It would be apt to know Mahatma Gandhi’s thoughts in this context. In the prayer meeting of 24 July 1947, Gandhi said, ‘The new flag does not render the old flag redundant. Even after the king is dead, the kingdom remains and old coins are not discarded for new ones. When the new coins are issued, old coins do not suffer any depreciation of value; therefore, so long as there is even one old flag in stock at the Gandhi Ashram, the two flags will have the same value.’ (The Collected Works of Mahatma Gandhi- Vol 96, Electronic Book Publishing Division, Government of India, New Delhi, 1999, Page 128)
On 6 August 1947, replying to a question relating to India’s flag, Gandhi said, ‘I must say that if the flag of the Indian Union will not contain the emblem of the charkha, I will refuse to salute that flag. You know the National Flag of India was first thought of by me and I cannot conceive of India’s national flag without the emblem of the charkha.’ (ibid, Page 196)
Similarly, on 27 July 1947, with respect to the national flag, he said (published in Harijan Bandhu, dated 3 August 1947), ‘The improved flag has no need of khadi. We do not want to disfigure with khadi the shop windows of our towns. The poor in the villages may by all means wear khadi. We shall not treat it as an offence. Old women in their huts may spin away on the charkha. In this new age, this should be considered a favour. I will refuse to salute the flag that is modified on the above lines, however artistic it may appear.’ (ibid, Page 152)
Just as Gandhi insisted on Khadi and the Charkha, similarly, Savarkar opposed the Charkha and insisted on saffron. In any case, whether Savarkar or Gandhi, both of them had registered their protest, suggestions, advice, requests and opinions before 15 August 1947. After India got independence on 15 August 1947, both of them accepted the the tri-coloured flag with the Ashok chakra inscribed on it, and they never expressed any dissatisfaction or unhappiness about it. On the contrary, both of them held the Tricolor flag in high regard and paid their respects to it.
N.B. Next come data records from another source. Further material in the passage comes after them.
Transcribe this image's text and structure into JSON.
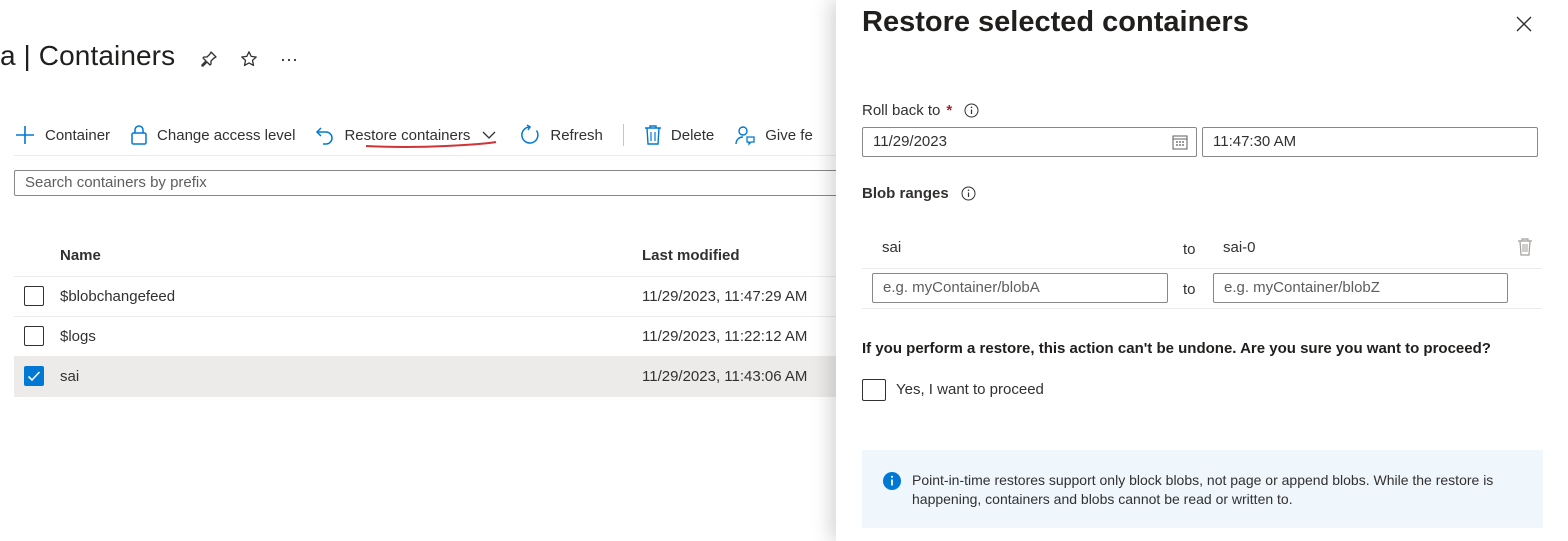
{
  "page": {
    "title": "a | Containers",
    "title_actions": [
      {
        "name": "pin-icon",
        "glyph": "📌"
      },
      {
        "name": "star-icon",
        "glyph": "☆"
      },
      {
        "name": "more-icon",
        "glyph": "···"
      }
    ]
  },
  "toolbar": {
    "container_label": "Container",
    "change_access_label": "Change access level",
    "restore_label": "Restore containers",
    "refresh_label": "Refresh",
    "delete_label": "Delete",
    "give_feedback_label": "Give fe"
  },
  "search": {
    "placeholder": "Search containers by prefix"
  },
  "table": {
    "columns": [
      "Name",
      "Last modified"
    ],
    "rows": [
      {
        "name": "$blobchangefeed",
        "last_modified": "11/29/2023, 11:47:29 AM",
        "selected": false
      },
      {
        "name": "$logs",
        "last_modified": "11/29/2023, 11:22:12 AM",
        "selected": false
      },
      {
        "name": "sai",
        "last_modified": "11/29/2023, 11:43:06 AM",
        "selected": true
      }
    ]
  },
  "panel": {
    "title": "Restore selected containers",
    "roll_back_label": "Roll back to",
    "required_marker": "*",
    "date_value": "11/29/2023",
    "time_value": "11:47:30 AM",
    "blob_ranges_label": "Blob ranges",
    "ranges": [
      {
        "from": "sai",
        "to_word": "to",
        "to": "sai-0"
      }
    ],
    "new_range": {
      "from_placeholder": "e.g. myContainer/blobA",
      "to_word": "to",
      "to_placeholder": "e.g. myContainer/blobZ"
    },
    "warning": "If you perform a restore, this action can't be undone. Are you sure you want to proceed?",
    "proceed_label": "Yes, I want to proceed",
    "info_text": "Point-in-time restores support only block blobs, not page or append blobs. While the restore is happening, containers and blobs cannot be read or written to."
  },
  "colors": {
    "accent": "#0078d4",
    "selected_row": "#edebe9",
    "required": "#a4262c",
    "info_background": "#eff6fc",
    "annotation": "#d13438"
  }
}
When he got a complete release from his internment in Ratnagiri on 10 May 1937, many organisations, parties and people felicitated him. On 15 May 1937, the Congress Committee of Ratnagiri invited Savarkar at the District Council and hoisted the flag at his hands. While speaking on this occasion, in his very first political speech after complete release, this is what Savarkar said: ‘If you ask me how a staunch Hindu like me is holding this national flag today, the only reply to this is—because it is a national flag. All religions, sects and communities should stand in unison under this flag. He who has communal or religious thoughts beneath this flag is a sinner. As we have it in our family, a person is free to do whatever he wants outside the house. However, inside the house, he has to be committed to the family. Likewise, there are no qualms about me being a Hindu elsewhere… However, beneath this flag, we should be one and fight for the freedom of our nation till our last breath.’ (Ratnagiri Parva, Page 393-394) It should be noted that the flag hoisted by Savarkar was the Congress party’s tricolour flag with the charkha on it.